*** Begin section ***

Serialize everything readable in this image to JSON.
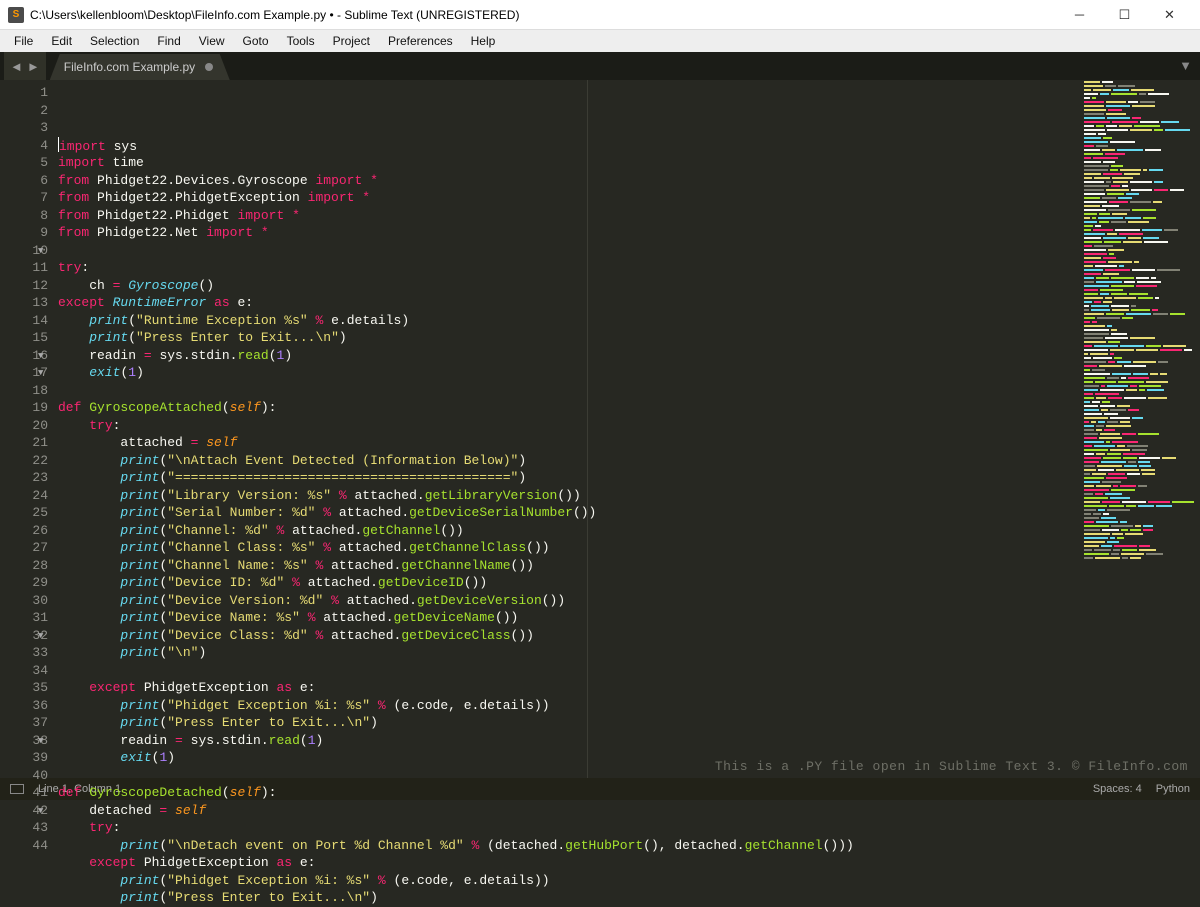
{
  "window": {
    "title": "C:\\Users\\kellenbloom\\Desktop\\FileInfo.com Example.py • - Sublime Text (UNREGISTERED)"
  },
  "menu": [
    "File",
    "Edit",
    "Selection",
    "Find",
    "View",
    "Goto",
    "Tools",
    "Project",
    "Preferences",
    "Help"
  ],
  "tab": {
    "label": "FileInfo.com Example.py"
  },
  "status": {
    "cursor": "Line 1, Column 1",
    "spaces": "Spaces: 4",
    "syntax": "Python"
  },
  "watermark": "This is a .PY file open in Sublime Text 3. © FileInfo.com",
  "fold_lines": [
    10,
    16,
    17,
    32,
    38,
    42
  ],
  "code": [
    [
      [
        "kw",
        "import"
      ],
      [
        "id",
        " sys"
      ]
    ],
    [
      [
        "kw",
        "import"
      ],
      [
        "id",
        " time"
      ]
    ],
    [
      [
        "kw",
        "from"
      ],
      [
        "id",
        " Phidget22.Devices.Gyroscope "
      ],
      [
        "kw",
        "import"
      ],
      [
        "id",
        " "
      ],
      [
        "op",
        "*"
      ]
    ],
    [
      [
        "kw",
        "from"
      ],
      [
        "id",
        " Phidget22.PhidgetException "
      ],
      [
        "kw",
        "import"
      ],
      [
        "id",
        " "
      ],
      [
        "op",
        "*"
      ]
    ],
    [
      [
        "kw",
        "from"
      ],
      [
        "id",
        " Phidget22.Phidget "
      ],
      [
        "kw",
        "import"
      ],
      [
        "id",
        " "
      ],
      [
        "op",
        "*"
      ]
    ],
    [
      [
        "kw",
        "from"
      ],
      [
        "id",
        " Phidget22.Net "
      ],
      [
        "kw",
        "import"
      ],
      [
        "id",
        " "
      ],
      [
        "op",
        "*"
      ]
    ],
    [],
    [
      [
        "kw",
        "try"
      ],
      [
        "id",
        ":"
      ]
    ],
    [
      [
        "id",
        "    ch "
      ],
      [
        "op",
        "="
      ],
      [
        "id",
        " "
      ],
      [
        "kwb",
        "Gyroscope"
      ],
      [
        "id",
        "()"
      ]
    ],
    [
      [
        "kw",
        "except"
      ],
      [
        "id",
        " "
      ],
      [
        "kwb",
        "RuntimeError"
      ],
      [
        "id",
        " "
      ],
      [
        "kw",
        "as"
      ],
      [
        "id",
        " e:"
      ]
    ],
    [
      [
        "id",
        "    "
      ],
      [
        "kwb",
        "print"
      ],
      [
        "id",
        "("
      ],
      [
        "str",
        "\"Runtime Exception %s\""
      ],
      [
        "id",
        " "
      ],
      [
        "op",
        "%"
      ],
      [
        "id",
        " e.details)"
      ]
    ],
    [
      [
        "id",
        "    "
      ],
      [
        "kwb",
        "print"
      ],
      [
        "id",
        "("
      ],
      [
        "str",
        "\"Press Enter to Exit...\\n\""
      ],
      [
        "id",
        ")"
      ]
    ],
    [
      [
        "id",
        "    readin "
      ],
      [
        "op",
        "="
      ],
      [
        "id",
        " sys.stdin."
      ],
      [
        "fn",
        "read"
      ],
      [
        "id",
        "("
      ],
      [
        "num",
        "1"
      ],
      [
        "id",
        ")"
      ]
    ],
    [
      [
        "id",
        "    "
      ],
      [
        "kwb",
        "exit"
      ],
      [
        "id",
        "("
      ],
      [
        "num",
        "1"
      ],
      [
        "id",
        ")"
      ]
    ],
    [],
    [
      [
        "kw",
        "def"
      ],
      [
        "id",
        " "
      ],
      [
        "fn",
        "GyroscopeAttached"
      ],
      [
        "id",
        "("
      ],
      [
        "param",
        "self"
      ],
      [
        "id",
        "):"
      ]
    ],
    [
      [
        "id",
        "    "
      ],
      [
        "kw",
        "try"
      ],
      [
        "id",
        ":"
      ]
    ],
    [
      [
        "id",
        "        attached "
      ],
      [
        "op",
        "="
      ],
      [
        "id",
        " "
      ],
      [
        "param",
        "self"
      ]
    ],
    [
      [
        "id",
        "        "
      ],
      [
        "kwb",
        "print"
      ],
      [
        "id",
        "("
      ],
      [
        "str",
        "\"\\nAttach Event Detected (Information Below)\""
      ],
      [
        "id",
        ")"
      ]
    ],
    [
      [
        "id",
        "        "
      ],
      [
        "kwb",
        "print"
      ],
      [
        "id",
        "("
      ],
      [
        "str",
        "\"===========================================\""
      ],
      [
        "id",
        ")"
      ]
    ],
    [
      [
        "id",
        "        "
      ],
      [
        "kwb",
        "print"
      ],
      [
        "id",
        "("
      ],
      [
        "str",
        "\"Library Version: %s\""
      ],
      [
        "id",
        " "
      ],
      [
        "op",
        "%"
      ],
      [
        "id",
        " attached."
      ],
      [
        "fn",
        "getLibraryVersion"
      ],
      [
        "id",
        "())"
      ]
    ],
    [
      [
        "id",
        "        "
      ],
      [
        "kwb",
        "print"
      ],
      [
        "id",
        "("
      ],
      [
        "str",
        "\"Serial Number: %d\""
      ],
      [
        "id",
        " "
      ],
      [
        "op",
        "%"
      ],
      [
        "id",
        " attached."
      ],
      [
        "fn",
        "getDeviceSerialNumber"
      ],
      [
        "id",
        "())"
      ]
    ],
    [
      [
        "id",
        "        "
      ],
      [
        "kwb",
        "print"
      ],
      [
        "id",
        "("
      ],
      [
        "str",
        "\"Channel: %d\""
      ],
      [
        "id",
        " "
      ],
      [
        "op",
        "%"
      ],
      [
        "id",
        " attached."
      ],
      [
        "fn",
        "getChannel"
      ],
      [
        "id",
        "())"
      ]
    ],
    [
      [
        "id",
        "        "
      ],
      [
        "kwb",
        "print"
      ],
      [
        "id",
        "("
      ],
      [
        "str",
        "\"Channel Class: %s\""
      ],
      [
        "id",
        " "
      ],
      [
        "op",
        "%"
      ],
      [
        "id",
        " attached."
      ],
      [
        "fn",
        "getChannelClass"
      ],
      [
        "id",
        "())"
      ]
    ],
    [
      [
        "id",
        "        "
      ],
      [
        "kwb",
        "print"
      ],
      [
        "id",
        "("
      ],
      [
        "str",
        "\"Channel Name: %s\""
      ],
      [
        "id",
        " "
      ],
      [
        "op",
        "%"
      ],
      [
        "id",
        " attached."
      ],
      [
        "fn",
        "getChannelName"
      ],
      [
        "id",
        "())"
      ]
    ],
    [
      [
        "id",
        "        "
      ],
      [
        "kwb",
        "print"
      ],
      [
        "id",
        "("
      ],
      [
        "str",
        "\"Device ID: %d\""
      ],
      [
        "id",
        " "
      ],
      [
        "op",
        "%"
      ],
      [
        "id",
        " attached."
      ],
      [
        "fn",
        "getDeviceID"
      ],
      [
        "id",
        "())"
      ]
    ],
    [
      [
        "id",
        "        "
      ],
      [
        "kwb",
        "print"
      ],
      [
        "id",
        "("
      ],
      [
        "str",
        "\"Device Version: %d\""
      ],
      [
        "id",
        " "
      ],
      [
        "op",
        "%"
      ],
      [
        "id",
        " attached."
      ],
      [
        "fn",
        "getDeviceVersion"
      ],
      [
        "id",
        "())"
      ]
    ],
    [
      [
        "id",
        "        "
      ],
      [
        "kwb",
        "print"
      ],
      [
        "id",
        "("
      ],
      [
        "str",
        "\"Device Name: %s\""
      ],
      [
        "id",
        " "
      ],
      [
        "op",
        "%"
      ],
      [
        "id",
        " attached."
      ],
      [
        "fn",
        "getDeviceName"
      ],
      [
        "id",
        "())"
      ]
    ],
    [
      [
        "id",
        "        "
      ],
      [
        "kwb",
        "print"
      ],
      [
        "id",
        "("
      ],
      [
        "str",
        "\"Device Class: %d\""
      ],
      [
        "id",
        " "
      ],
      [
        "op",
        "%"
      ],
      [
        "id",
        " attached."
      ],
      [
        "fn",
        "getDeviceClass"
      ],
      [
        "id",
        "())"
      ]
    ],
    [
      [
        "id",
        "        "
      ],
      [
        "kwb",
        "print"
      ],
      [
        "id",
        "("
      ],
      [
        "str",
        "\"\\n\""
      ],
      [
        "id",
        ")"
      ]
    ],
    [],
    [
      [
        "id",
        "    "
      ],
      [
        "kw",
        "except"
      ],
      [
        "id",
        " PhidgetException "
      ],
      [
        "kw",
        "as"
      ],
      [
        "id",
        " e:"
      ]
    ],
    [
      [
        "id",
        "        "
      ],
      [
        "kwb",
        "print"
      ],
      [
        "id",
        "("
      ],
      [
        "str",
        "\"Phidget Exception %i: %s\""
      ],
      [
        "id",
        " "
      ],
      [
        "op",
        "%"
      ],
      [
        "id",
        " (e.code, e.details))"
      ]
    ],
    [
      [
        "id",
        "        "
      ],
      [
        "kwb",
        "print"
      ],
      [
        "id",
        "("
      ],
      [
        "str",
        "\"Press Enter to Exit...\\n\""
      ],
      [
        "id",
        ")"
      ]
    ],
    [
      [
        "id",
        "        readin "
      ],
      [
        "op",
        "="
      ],
      [
        "id",
        " sys.stdin."
      ],
      [
        "fn",
        "read"
      ],
      [
        "id",
        "("
      ],
      [
        "num",
        "1"
      ],
      [
        "id",
        ")"
      ]
    ],
    [
      [
        "id",
        "        "
      ],
      [
        "kwb",
        "exit"
      ],
      [
        "id",
        "("
      ],
      [
        "num",
        "1"
      ],
      [
        "id",
        ")"
      ]
    ],
    [],
    [
      [
        "kw",
        "def"
      ],
      [
        "id",
        " "
      ],
      [
        "fn",
        "GyroscopeDetached"
      ],
      [
        "id",
        "("
      ],
      [
        "param",
        "self"
      ],
      [
        "id",
        "):"
      ]
    ],
    [
      [
        "id",
        "    detached "
      ],
      [
        "op",
        "="
      ],
      [
        "id",
        " "
      ],
      [
        "param",
        "self"
      ]
    ],
    [
      [
        "id",
        "    "
      ],
      [
        "kw",
        "try"
      ],
      [
        "id",
        ":"
      ]
    ],
    [
      [
        "id",
        "        "
      ],
      [
        "kwb",
        "print"
      ],
      [
        "id",
        "("
      ],
      [
        "str",
        "\"\\nDetach event on Port %d Channel %d\""
      ],
      [
        "id",
        " "
      ],
      [
        "op",
        "%"
      ],
      [
        "id",
        " (detached."
      ],
      [
        "fn",
        "getHubPort"
      ],
      [
        "id",
        "(), detached."
      ],
      [
        "fn",
        "getChannel"
      ],
      [
        "id",
        "()))"
      ]
    ],
    [
      [
        "id",
        "    "
      ],
      [
        "kw",
        "except"
      ],
      [
        "id",
        " PhidgetException "
      ],
      [
        "kw",
        "as"
      ],
      [
        "id",
        " e:"
      ]
    ],
    [
      [
        "id",
        "        "
      ],
      [
        "kwb",
        "print"
      ],
      [
        "id",
        "("
      ],
      [
        "str",
        "\"Phidget Exception %i: %s\""
      ],
      [
        "id",
        " "
      ],
      [
        "op",
        "%"
      ],
      [
        "id",
        " (e.code, e.details))"
      ]
    ],
    [
      [
        "id",
        "        "
      ],
      [
        "kwb",
        "print"
      ],
      [
        "id",
        "("
      ],
      [
        "str",
        "\"Press Enter to Exit...\\n\""
      ],
      [
        "id",
        ")"
      ]
    ]
  ],
  "minimap_palette": [
    "#f92672",
    "#66d9ef",
    "#a6e22e",
    "#e6db74",
    "#818174",
    "#f8f8f2"
  ]
}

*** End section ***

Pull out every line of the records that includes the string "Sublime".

    "title": "C:\\Users\\kellenbloom\\Desktop\\FileInfo.com Example.py • - Sublime Text (UNREGISTERED)"
  "watermark": "This is a .PY file open in Sublime Text 3. © FileInfo.com",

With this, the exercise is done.